Open letter from TYP Students in response to proposed administrative change to TYP
Dear Members of the Faculty of Arts & Science Council,
How do you trade 40 years of history for a promise? A promise that offers no solutions. A promise that consists of drastic changes to fundamental components of a program without consideration for the implications of said changes or the opinions of those who would be most affected.
Decisions at the Transitional Year Programme (TYP) are made on a consensus basis, as mentioned on the first page of the Transfer Proposal from the administration. Where is the consensus for the recommendations in this document? There is no consensus – and how could there be – faculty, staff and students found out about this document on Wednesday October 14, after it was posted on the Arts & Science website. In fact, the overwhelming majority of faculty, staff and students are opposed to the recommendations in this document, so of course the section on consultation neglects to mention how people responded to consultations (pg. 5 of proposal). TYP’s internal decision-making process has been subverted to push through a proposal that would otherwise be rejected by those it would affect the most.
The Transfer Proposal refers to the fact that TYP was reorganized in 1976-77 as a separate teaching division with a direct reporting relationship to the Provost, but neglects to mention the reasons for this reorganization. From 1970-76 TYP was administratively and physically housed within a college where it ran into frequent challenges in delivering its mandate to support historically excluded students. TYP was closed for a year in 1976-77. The 1977 Kelly Report, which re-opened TYP made several important recommendations including TYP’s establishment as an independent academic unit with autonomy to serve its students, a direct reporting relationship to the Provost and its own distinct space. This has allowed TYP to excel in its mission to make excellence accessible for 40 years and graduate so many students.
The challenges that TYP faces are clear: funding and prioritization. Access and equity has not been made a priority by the central administration. Un-replaced faculty retirements combined with budget cuts have endangered the program. The proposal in front of you does not contain any solutions to these real and immediate challenges. What is being proposed is an administrative move, not a solution to these problems. In fact, we see more problems on the horizon if this proposal were to pass. These include:
1. Autonomy:Under the proposal, the TYP director will report to the Principal of Woodsworth College, who reports to the Dean of Arts & Science, who reports to the Provost. This new reporting relationship will put TYP in an increasingly marginal position where it will be subject to greater interference and competition for scarce resources. Moreover, as per the proposal, the Woodsworth College Council will be the authority on all decisions relating to curriculum and the program, eroding the democratic, self-governing nature TYP.

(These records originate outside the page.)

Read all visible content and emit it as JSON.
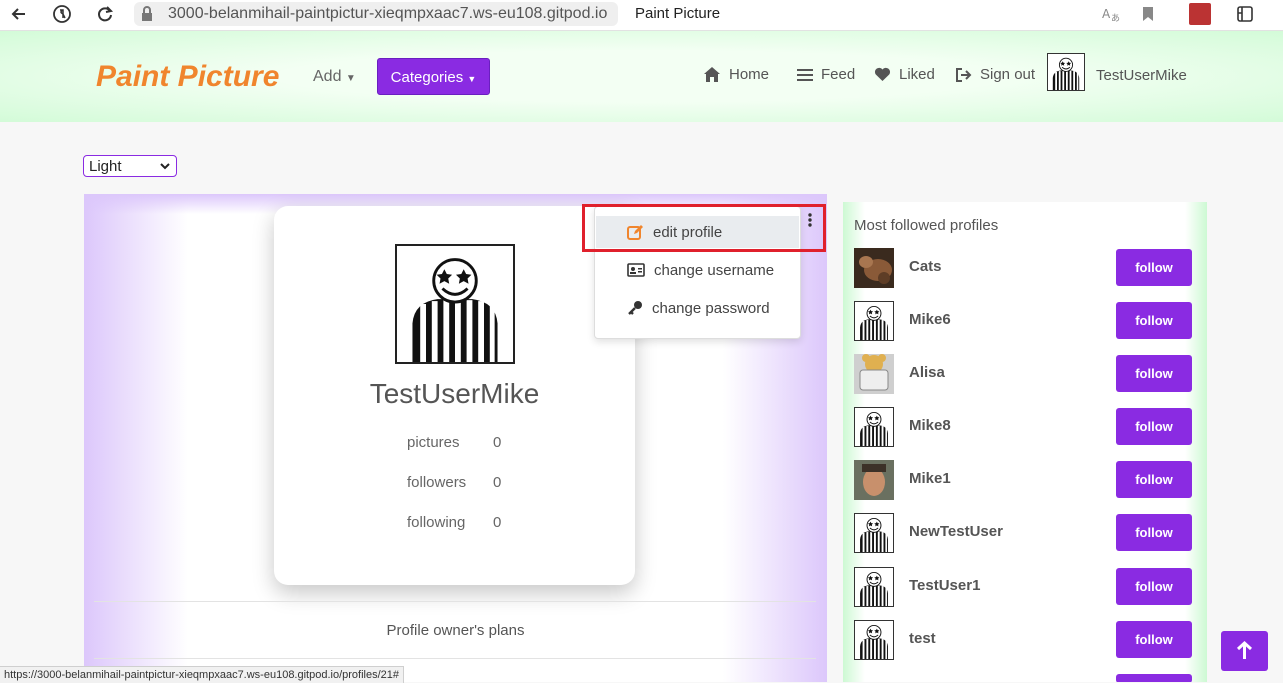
{
  "browser": {
    "url": "3000-belanmihail-paintpictur-xieqmpxaac7.ws-eu108.gitpod.io",
    "tab_title": "Paint Picture"
  },
  "header": {
    "brand": "Paint Picture",
    "add_label": "Add",
    "categories_label": "Categories",
    "nav": [
      {
        "label": "Home",
        "icon": "home-icon"
      },
      {
        "label": "Feed",
        "icon": "feed-icon"
      },
      {
        "label": "Liked",
        "icon": "heart-icon"
      },
      {
        "label": "Sign out",
        "icon": "sign-out-icon"
      }
    ],
    "username": "TestUserMike"
  },
  "theme": {
    "selected": "Light"
  },
  "profile": {
    "username": "TestUserMike",
    "stats": [
      {
        "label": "pictures",
        "value": "0"
      },
      {
        "label": "followers",
        "value": "0"
      },
      {
        "label": "following",
        "value": "0"
      }
    ],
    "plans_label": "Profile owner's plans"
  },
  "dropdown": {
    "items": [
      {
        "label": "edit profile",
        "icon": "edit-icon",
        "active": true
      },
      {
        "label": "change username",
        "icon": "id-card-icon",
        "active": false
      },
      {
        "label": "change password",
        "icon": "key-icon",
        "active": false
      }
    ]
  },
  "sidebar": {
    "title": "Most followed profiles",
    "follow_label": "follow",
    "profiles": [
      {
        "name": "Cats",
        "avatar": "cat-photo"
      },
      {
        "name": "Mike6",
        "avatar": "striped-figure"
      },
      {
        "name": "Alisa",
        "avatar": "bear-photo"
      },
      {
        "name": "Mike8",
        "avatar": "striped-figure"
      },
      {
        "name": "Mike1",
        "avatar": "face-photo"
      },
      {
        "name": "NewTestUser",
        "avatar": "striped-figure"
      },
      {
        "name": "TestUser1",
        "avatar": "striped-figure"
      },
      {
        "name": "test",
        "avatar": "striped-figure"
      }
    ]
  },
  "statusbar": {
    "text": "https://3000-belanmihail-paintpictur-xieqmpxaac7.ws-eu108.gitpod.io/profiles/21#"
  },
  "colors": {
    "accent": "#8a2be2",
    "brand": "#f0852d",
    "highlight": "#e0202c"
  }
}
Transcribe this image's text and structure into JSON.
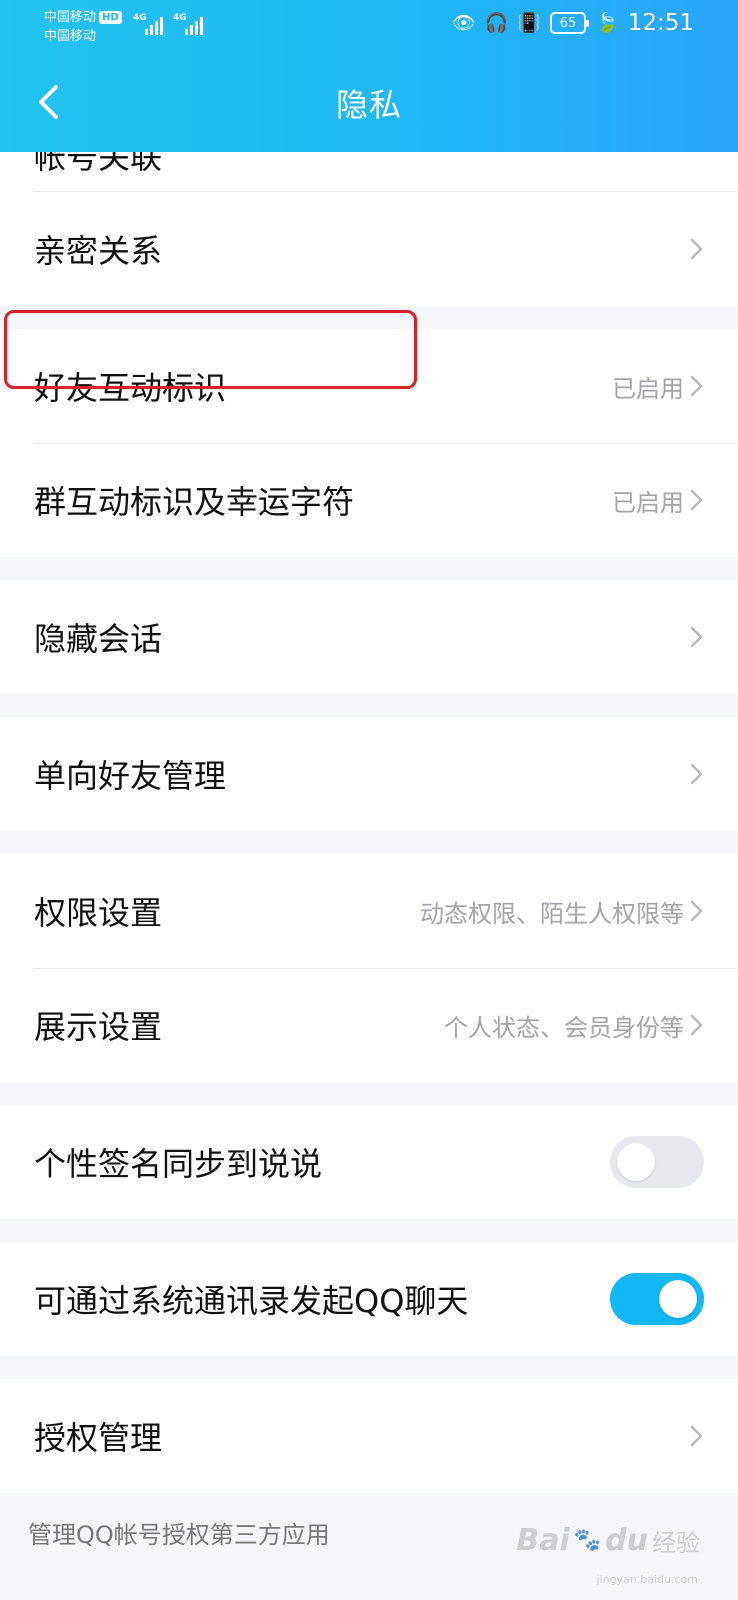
{
  "status_bar": {
    "carrier1": "中国移动",
    "hd_badge": "HD",
    "carrier2": "中国移动",
    "network1": "4G",
    "network2": "4G",
    "battery": "65",
    "time": "12:51"
  },
  "header": {
    "title": "隐私"
  },
  "list": {
    "partial_label": "帐号关联",
    "intimate": "亲密关系",
    "friend_interaction": {
      "label": "好友互动标识",
      "value": "已启用"
    },
    "group_interaction": {
      "label": "群互动标识及幸运字符",
      "value": "已启用"
    },
    "hidden_chats": "隐藏会话",
    "one_way_friends": "单向好友管理",
    "permissions": {
      "label": "权限设置",
      "value": "动态权限、陌生人权限等"
    },
    "display": {
      "label": "展示设置",
      "value": "个人状态、会员身份等"
    },
    "signature_sync": {
      "label": "个性签名同步到说说",
      "enabled": false
    },
    "contacts_chat": {
      "label": "可通过系统通讯录发起QQ聊天",
      "enabled": true
    },
    "authorization": "授权管理"
  },
  "footer": {
    "description": "管理QQ帐号授权第三方应用"
  },
  "watermark": {
    "brand": "Bai",
    "brand2": "du",
    "suffix": "经验",
    "url": "jingyan.baidu.com"
  },
  "colors": {
    "header": "#1fb6f6",
    "toggle_on": "#12b7f5",
    "highlight": "#d9212c"
  }
}
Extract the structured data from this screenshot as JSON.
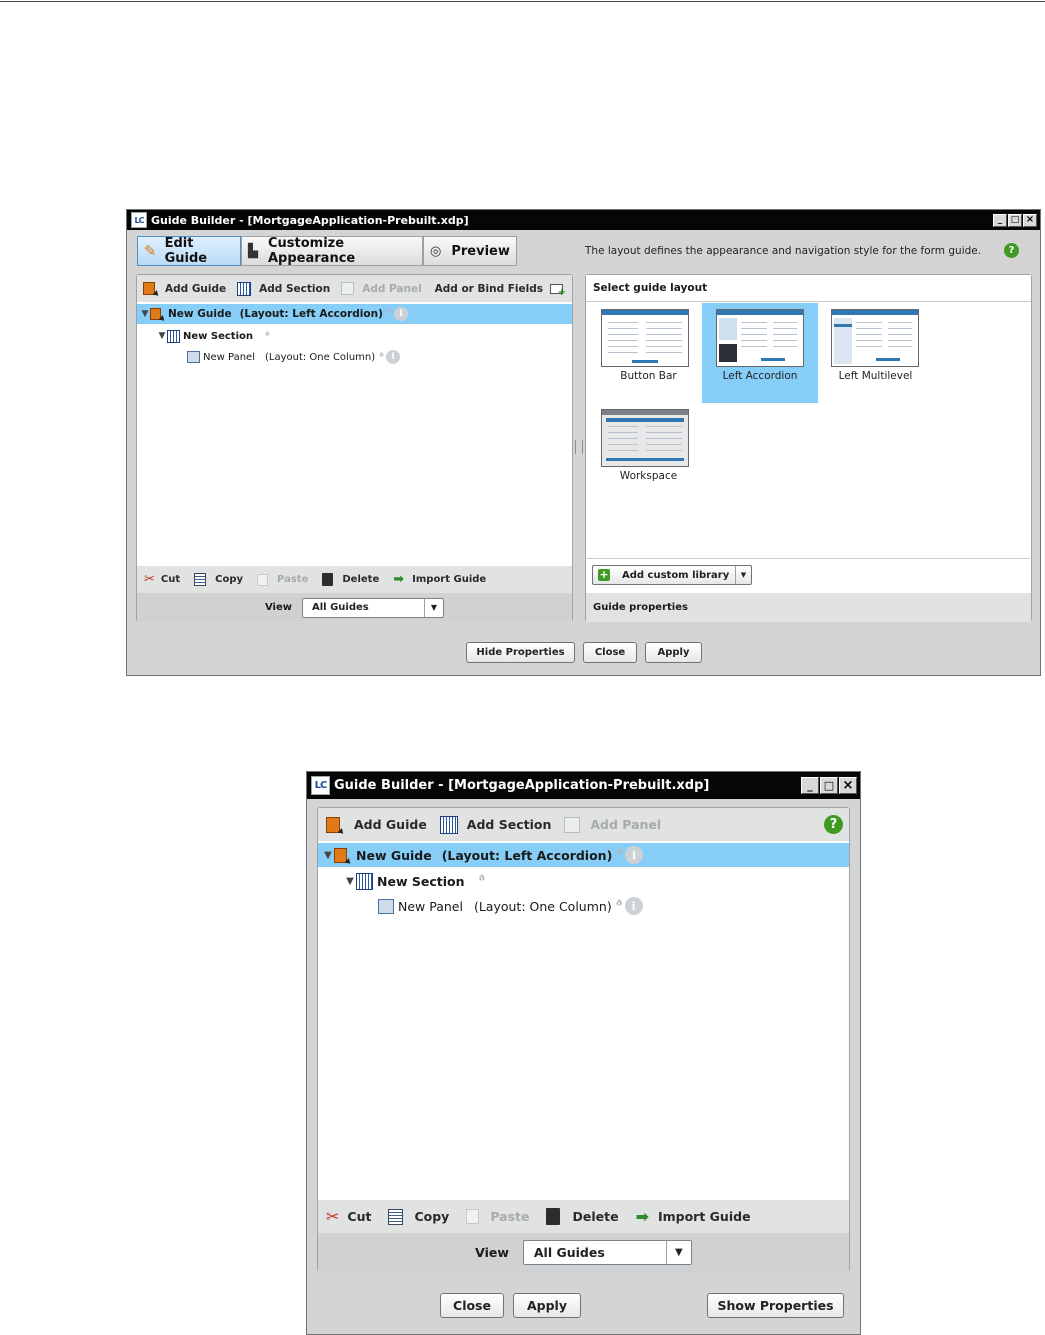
{
  "top": {
    "title": "Guide Builder - [MortgageApplication-Prebuilt.xdp]",
    "logo": "LC",
    "tabs": [
      {
        "label": "Edit Guide",
        "icon": "pencil-icon"
      },
      {
        "label": "Customize Appearance",
        "icon": "appearance-icon"
      },
      {
        "label": "Preview",
        "icon": "preview-icon"
      }
    ],
    "hint": "The layout defines the appearance and navigation style for the form guide.",
    "toolbar": {
      "add_guide": "Add Guide",
      "add_section": "Add Section",
      "add_panel": "Add Panel",
      "add_bind": "Add or Bind Fields"
    },
    "tree": {
      "guide": "New Guide",
      "guide_layout": "(Layout: Left Accordion)",
      "section": "New Section",
      "panel": "New Panel",
      "panel_layout": "(Layout: One Column)"
    },
    "bottom_toolbar": {
      "cut": "Cut",
      "copy": "Copy",
      "paste": "Paste",
      "delete": "Delete",
      "import": "Import Guide"
    },
    "view_label": "View",
    "view_value": "All Guides",
    "layout_panel": {
      "header": "Select guide layout",
      "layouts": [
        "Button Bar",
        "Left Accordion",
        "Left Multilevel",
        "Workspace"
      ],
      "selected": "Left Accordion",
      "add_custom": "Add custom library",
      "guide_properties": "Guide properties"
    },
    "buttons": {
      "hide_properties": "Hide Properties",
      "close": "Close",
      "apply": "Apply"
    }
  },
  "bottom": {
    "title": "Guide Builder - [MortgageApplication-Prebuilt.xdp]",
    "logo": "LC",
    "toolbar": {
      "add_guide": "Add Guide",
      "add_section": "Add Section",
      "add_panel": "Add Panel"
    },
    "tree": {
      "guide": "New Guide",
      "guide_layout": "(Layout: Left Accordion)",
      "section": "New Section",
      "panel": "New Panel",
      "panel_layout": "(Layout: One Column)"
    },
    "bottom_toolbar": {
      "cut": "Cut",
      "copy": "Copy",
      "paste": "Paste",
      "delete": "Delete",
      "import": "Import Guide"
    },
    "view_label": "View",
    "view_value": "All Guides",
    "buttons": {
      "close": "Close",
      "apply": "Apply",
      "show_properties": "Show Properties"
    }
  },
  "colors": {
    "selection": "#86cef7",
    "titlebar": "#060606",
    "accent_green": "#3e9a22",
    "guide_orange": "#e07a18"
  }
}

2. Space:Administrators have made disconcerting statements about sharing space already in use at Woodsworth and better “integrating” TYP students. TYP is housed at 49 St. George. When you talk to TYP students, they talk about 49 St. George as a place that makes them feel safe and at home. It is a place on campus where we can go to share our experiences with people who have a shared history, and get the dedicated academic and personal support we need. We call 49 St. George home and taking away our dedicated space compromises the delivery of the program.
3. Teaching Staff:By not addressing the issue of replacing retired faculty, the situation will only grow more dire. From 2008-09 to 2009-10 there has been a dramatic shift towards reliance on stipendiary instructors (see pg. 3 of the proposal). Part-time lecturers are simply not given the compensation or hours to support TYP students’ complex intersecting challenges in and out of the classroom.
4. Budget:Like the issue of replacing retired faculty, TYP’s eroding budget is not addressed in the proposal either. Despite its unique function as a special access program, TYP’s operating budget has been halved due to cuts last year. By adding two levels of budgetary competition to defend itself from (in Woodsworth College and Arts & Science), the proposed administrative move is no kind gesture towards TYP or its ability to function in the future.
5. Student Body:One does not need to formally change the admission criteria for TYP or dictate changes to the curriculum to substantially affect the type of students that will be able to access the program. To allow the level of support to drop in the ways outlined above will mean that the program will be unable to fulfill its mandate and that the face of the TYP student body will inevitably change. The program will have to cater to students who face fewer barriers to accessing education. TYP may continue to exist in name but not in practice.
TYP services the most marginalized communities in Toronto. It provides access to a high quality university education to members of these communities. The changes TYP alumni have made to this city are immeasurable. Many minority educators, business owners, social workers and many other marginalized professionals got their start at TYP.
The proposal before you is procedurally out of order. It has not received the consensus support of faculty and staff nor does it offer solutions to very real problems. We ask that the members of the Arts & Science Council not to trade in 40 years of history for an empty promise.
Transitional Year Programme Preservation Alliance